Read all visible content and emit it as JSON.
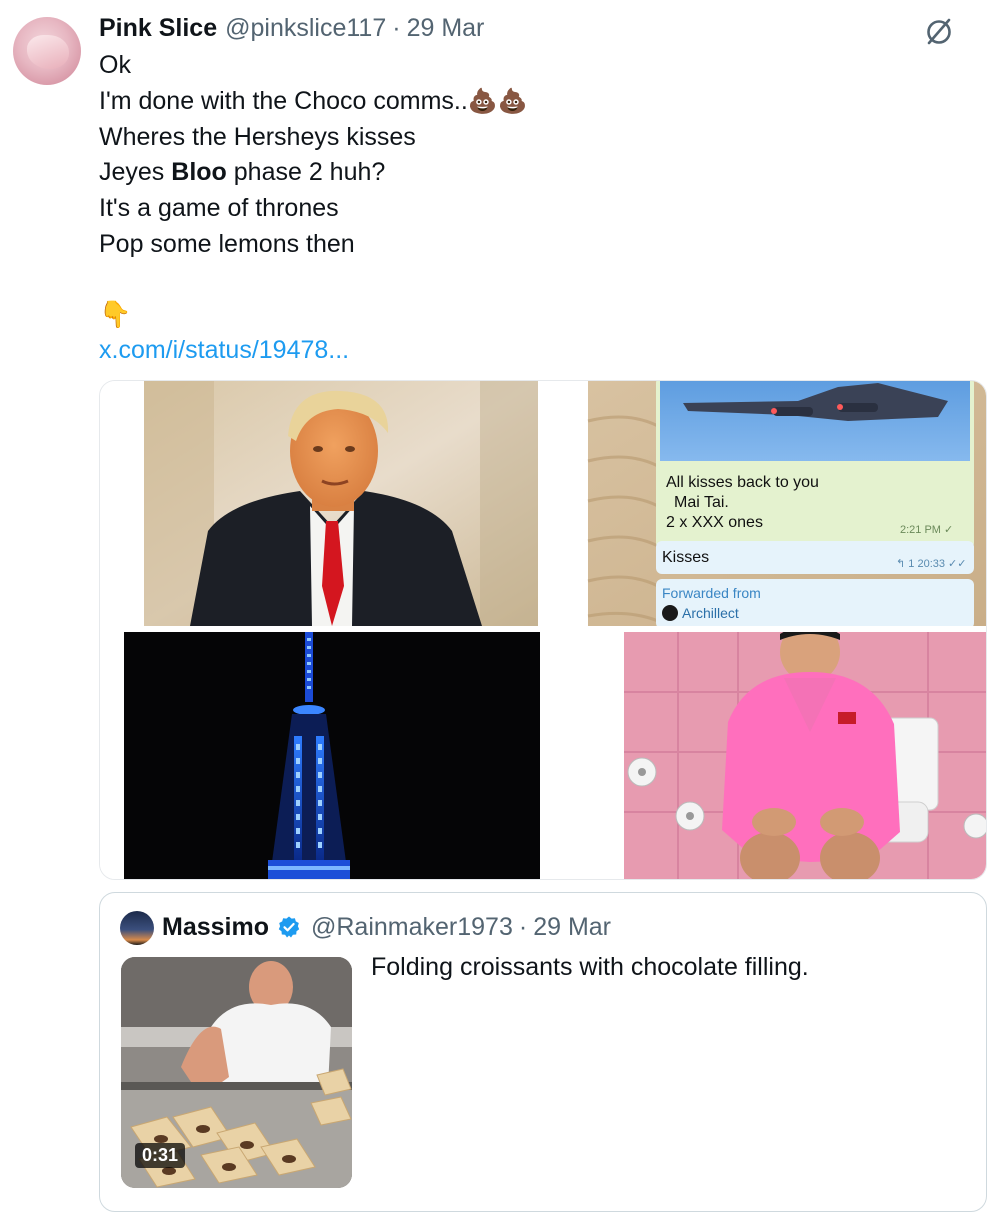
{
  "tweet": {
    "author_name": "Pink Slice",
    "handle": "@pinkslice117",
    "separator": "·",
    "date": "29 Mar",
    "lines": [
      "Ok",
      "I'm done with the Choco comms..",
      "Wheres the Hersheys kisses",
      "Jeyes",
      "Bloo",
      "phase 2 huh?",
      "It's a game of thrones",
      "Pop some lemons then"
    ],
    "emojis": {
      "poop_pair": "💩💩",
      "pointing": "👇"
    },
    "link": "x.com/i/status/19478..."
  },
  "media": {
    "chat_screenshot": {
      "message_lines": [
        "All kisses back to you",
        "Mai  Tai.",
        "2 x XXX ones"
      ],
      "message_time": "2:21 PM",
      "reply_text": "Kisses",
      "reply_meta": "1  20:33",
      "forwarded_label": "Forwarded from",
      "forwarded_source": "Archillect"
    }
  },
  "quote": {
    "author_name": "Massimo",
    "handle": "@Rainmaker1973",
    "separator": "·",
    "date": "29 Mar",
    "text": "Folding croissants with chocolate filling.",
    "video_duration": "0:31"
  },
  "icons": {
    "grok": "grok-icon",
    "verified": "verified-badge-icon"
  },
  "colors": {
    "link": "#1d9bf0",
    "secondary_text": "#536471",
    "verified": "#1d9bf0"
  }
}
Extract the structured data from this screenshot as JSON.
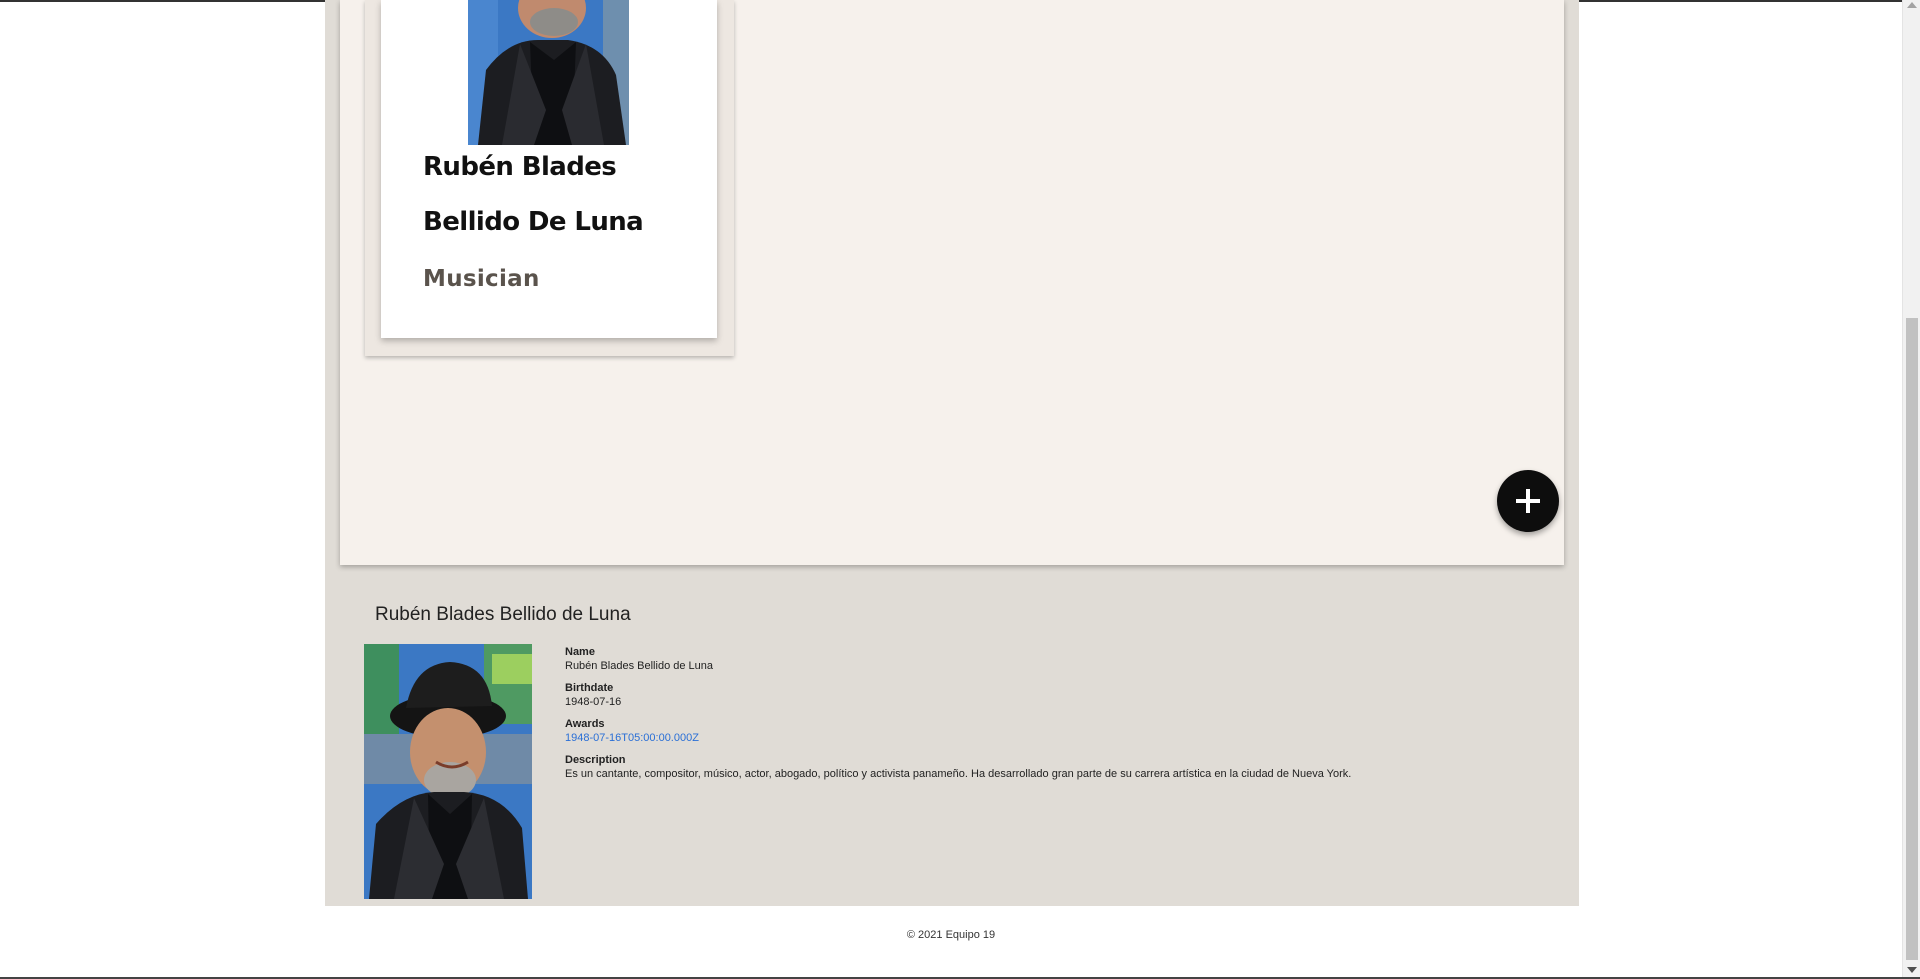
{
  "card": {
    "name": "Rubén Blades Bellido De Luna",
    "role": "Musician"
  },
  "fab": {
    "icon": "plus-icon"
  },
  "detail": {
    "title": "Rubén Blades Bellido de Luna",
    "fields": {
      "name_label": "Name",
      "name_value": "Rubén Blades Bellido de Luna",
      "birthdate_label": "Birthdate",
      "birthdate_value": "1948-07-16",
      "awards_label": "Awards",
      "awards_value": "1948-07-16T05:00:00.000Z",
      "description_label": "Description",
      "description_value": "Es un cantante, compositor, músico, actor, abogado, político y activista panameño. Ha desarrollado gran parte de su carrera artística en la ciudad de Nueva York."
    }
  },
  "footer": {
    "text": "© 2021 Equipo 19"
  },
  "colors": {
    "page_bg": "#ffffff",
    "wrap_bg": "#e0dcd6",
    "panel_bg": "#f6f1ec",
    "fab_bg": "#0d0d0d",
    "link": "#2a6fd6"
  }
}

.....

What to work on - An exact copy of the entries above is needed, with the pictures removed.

Task solution -
Read all visible content and emit it as JSON.
{
  "tweet": {
    "author_name": "Pink Slice",
    "handle": "@pinkslice117",
    "separator": "·",
    "date": "29 Mar",
    "lines": [
      "Ok",
      "I'm done with the Choco comms..",
      "Wheres the Hersheys kisses",
      "Jeyes",
      "Bloo",
      "phase 2 huh?",
      "It's a game of thrones",
      "Pop some lemons then"
    ],
    "emojis": {
      "poop_pair": "💩💩",
      "pointing": "👇"
    },
    "link": "x.com/i/status/19478..."
  },
  "media": {
    "chat_screenshot": {
      "message_lines": [
        "All kisses back to you",
        "Mai  Tai.",
        "2 x XXX ones"
      ],
      "message_time": "2:21 PM",
      "reply_text": "Kisses",
      "reply_meta": "1  20:33",
      "forwarded_label": "Forwarded from",
      "forwarded_source": "Archillect"
    }
  },
  "quote": {
    "author_name": "Massimo",
    "handle": "@Rainmaker1973",
    "separator": "·",
    "date": "29 Mar",
    "text": "Folding croissants with chocolate filling.",
    "video_duration": "0:31"
  },
  "icons": {
    "grok": "grok-icon",
    "verified": "verified-badge-icon"
  },
  "colors": {
    "link": "#1d9bf0",
    "secondary_text": "#536471",
    "verified": "#1d9bf0"
  }
}
Extract the structured data from this screenshot as JSON.
{
  "card": {
    "name": "Rubén Blades Bellido De Luna",
    "role": "Musician"
  },
  "fab": {
    "icon": "plus-icon"
  },
  "detail": {
    "title": "Rubén Blades Bellido de Luna",
    "fields": {
      "name_label": "Name",
      "name_value": "Rubén Blades Bellido de Luna",
      "birthdate_label": "Birthdate",
      "birthdate_value": "1948-07-16",
      "awards_label": "Awards",
      "awards_value": "1948-07-16T05:00:00.000Z",
      "description_label": "Description",
      "description_value": "Es un cantante, compositor, músico, actor, abogado, político y activista panameño. Ha desarrollado gran parte de su carrera artística en la ciudad de Nueva York."
    }
  },
  "footer": {
    "text": "© 2021 Equipo 19"
  },
  "colors": {
    "page_bg": "#ffffff",
    "wrap_bg": "#e0dcd6",
    "panel_bg": "#f6f1ec",
    "fab_bg": "#0d0d0d",
    "link": "#2a6fd6"
  }
}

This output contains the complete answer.